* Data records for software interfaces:
************

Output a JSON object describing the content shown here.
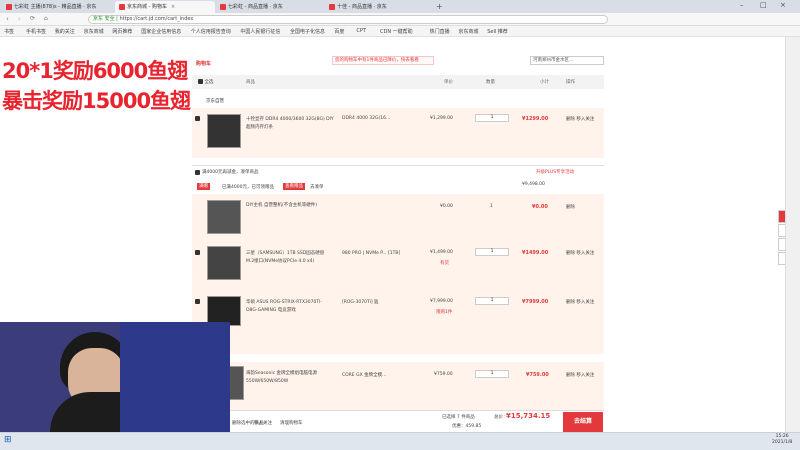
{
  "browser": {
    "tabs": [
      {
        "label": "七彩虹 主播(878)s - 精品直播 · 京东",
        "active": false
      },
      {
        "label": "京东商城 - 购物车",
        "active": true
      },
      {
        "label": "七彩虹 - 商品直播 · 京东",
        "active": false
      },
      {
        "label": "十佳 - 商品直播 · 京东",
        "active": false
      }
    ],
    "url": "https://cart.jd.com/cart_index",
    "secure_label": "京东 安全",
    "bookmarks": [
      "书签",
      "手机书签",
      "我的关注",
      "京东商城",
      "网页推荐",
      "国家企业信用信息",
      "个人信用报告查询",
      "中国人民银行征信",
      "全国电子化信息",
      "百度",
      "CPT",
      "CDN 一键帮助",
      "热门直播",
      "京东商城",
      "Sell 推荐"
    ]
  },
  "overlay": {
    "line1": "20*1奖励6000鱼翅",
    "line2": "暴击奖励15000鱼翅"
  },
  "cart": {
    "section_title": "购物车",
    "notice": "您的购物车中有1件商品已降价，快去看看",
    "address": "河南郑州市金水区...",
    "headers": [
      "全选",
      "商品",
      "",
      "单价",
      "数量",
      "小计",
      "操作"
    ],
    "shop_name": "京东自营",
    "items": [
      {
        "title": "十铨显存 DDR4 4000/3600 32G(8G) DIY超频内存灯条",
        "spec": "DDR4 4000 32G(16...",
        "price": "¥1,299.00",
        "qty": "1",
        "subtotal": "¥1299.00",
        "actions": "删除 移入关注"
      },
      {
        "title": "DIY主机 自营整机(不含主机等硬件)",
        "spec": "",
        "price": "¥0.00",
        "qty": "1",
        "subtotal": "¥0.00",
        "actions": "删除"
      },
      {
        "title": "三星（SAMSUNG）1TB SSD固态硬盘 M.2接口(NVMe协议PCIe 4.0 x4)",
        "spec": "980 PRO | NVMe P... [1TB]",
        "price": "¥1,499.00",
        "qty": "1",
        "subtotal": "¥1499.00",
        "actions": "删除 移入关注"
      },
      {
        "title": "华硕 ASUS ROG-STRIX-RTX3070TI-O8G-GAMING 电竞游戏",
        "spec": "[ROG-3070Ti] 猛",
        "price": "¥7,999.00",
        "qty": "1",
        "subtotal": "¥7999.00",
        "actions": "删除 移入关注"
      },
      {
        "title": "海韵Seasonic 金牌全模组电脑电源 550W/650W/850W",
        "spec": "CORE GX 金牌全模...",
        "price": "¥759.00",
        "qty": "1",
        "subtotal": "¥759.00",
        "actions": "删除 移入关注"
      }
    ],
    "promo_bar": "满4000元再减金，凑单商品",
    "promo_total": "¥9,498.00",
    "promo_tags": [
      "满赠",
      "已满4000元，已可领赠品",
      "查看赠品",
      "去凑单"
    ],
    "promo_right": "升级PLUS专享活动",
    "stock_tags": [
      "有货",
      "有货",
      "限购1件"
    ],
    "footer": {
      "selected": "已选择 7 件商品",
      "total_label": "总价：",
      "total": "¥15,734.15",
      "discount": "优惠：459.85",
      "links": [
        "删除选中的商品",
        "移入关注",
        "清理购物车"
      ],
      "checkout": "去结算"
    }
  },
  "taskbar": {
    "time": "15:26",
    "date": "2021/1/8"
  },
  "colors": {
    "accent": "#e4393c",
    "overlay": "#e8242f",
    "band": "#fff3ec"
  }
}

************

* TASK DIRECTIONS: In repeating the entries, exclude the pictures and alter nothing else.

* EXERCISE OUTPUT:
Output a JSON object describing the content shown here.
{
  "browser": {
    "tabs": [
      {
        "label": "七彩虹 主播(878)s - 精品直播 · 京东",
        "active": false
      },
      {
        "label": "京东商城 - 购物车",
        "active": true
      },
      {
        "label": "七彩虹 - 商品直播 · 京东",
        "active": false
      },
      {
        "label": "十佳 - 商品直播 · 京东",
        "active": false
      }
    ],
    "url": "https://cart.jd.com/cart_index",
    "secure_label": "京东 安全",
    "bookmarks": [
      "书签",
      "手机书签",
      "我的关注",
      "京东商城",
      "网页推荐",
      "国家企业信用信息",
      "个人信用报告查询",
      "中国人民银行征信",
      "全国电子化信息",
      "百度",
      "CPT",
      "CDN 一键帮助",
      "热门直播",
      "京东商城",
      "Sell 推荐"
    ]
  },
  "overlay": {
    "line1": "20*1奖励6000鱼翅",
    "line2": "暴击奖励15000鱼翅"
  },
  "cart": {
    "section_title": "购物车",
    "notice": "您的购物车中有1件商品已降价，快去看看",
    "address": "河南郑州市金水区...",
    "headers": [
      "全选",
      "商品",
      "",
      "单价",
      "数量",
      "小计",
      "操作"
    ],
    "shop_name": "京东自营",
    "items": [
      {
        "title": "十铨显存 DDR4 4000/3600 32G(8G) DIY超频内存灯条",
        "spec": "DDR4 4000 32G(16...",
        "price": "¥1,299.00",
        "qty": "1",
        "subtotal": "¥1299.00",
        "actions": "删除 移入关注"
      },
      {
        "title": "DIY主机 自营整机(不含主机等硬件)",
        "spec": "",
        "price": "¥0.00",
        "qty": "1",
        "subtotal": "¥0.00",
        "actions": "删除"
      },
      {
        "title": "三星（SAMSUNG）1TB SSD固态硬盘 M.2接口(NVMe协议PCIe 4.0 x4)",
        "spec": "980 PRO | NVMe P... [1TB]",
        "price": "¥1,499.00",
        "qty": "1",
        "subtotal": "¥1499.00",
        "actions": "删除 移入关注"
      },
      {
        "title": "华硕 ASUS ROG-STRIX-RTX3070TI-O8G-GAMING 电竞游戏",
        "spec": "[ROG-3070Ti] 猛",
        "price": "¥7,999.00",
        "qty": "1",
        "subtotal": "¥7999.00",
        "actions": "删除 移入关注"
      },
      {
        "title": "海韵Seasonic 金牌全模组电脑电源 550W/650W/850W",
        "spec": "CORE GX 金牌全模...",
        "price": "¥759.00",
        "qty": "1",
        "subtotal": "¥759.00",
        "actions": "删除 移入关注"
      }
    ],
    "promo_bar": "满4000元再减金，凑单商品",
    "promo_total": "¥9,498.00",
    "promo_tags": [
      "满赠",
      "已满4000元，已可领赠品",
      "查看赠品",
      "去凑单"
    ],
    "promo_right": "升级PLUS专享活动",
    "stock_tags": [
      "有货",
      "有货",
      "限购1件"
    ],
    "footer": {
      "selected": "已选择 7 件商品",
      "total_label": "总价：",
      "total": "¥15,734.15",
      "discount": "优惠：459.85",
      "links": [
        "删除选中的商品",
        "移入关注",
        "清理购物车"
      ],
      "checkout": "去结算"
    }
  },
  "taskbar": {
    "time": "15:26",
    "date": "2021/1/8"
  },
  "colors": {
    "accent": "#e4393c",
    "overlay": "#e8242f",
    "band": "#fff3ec"
  }
}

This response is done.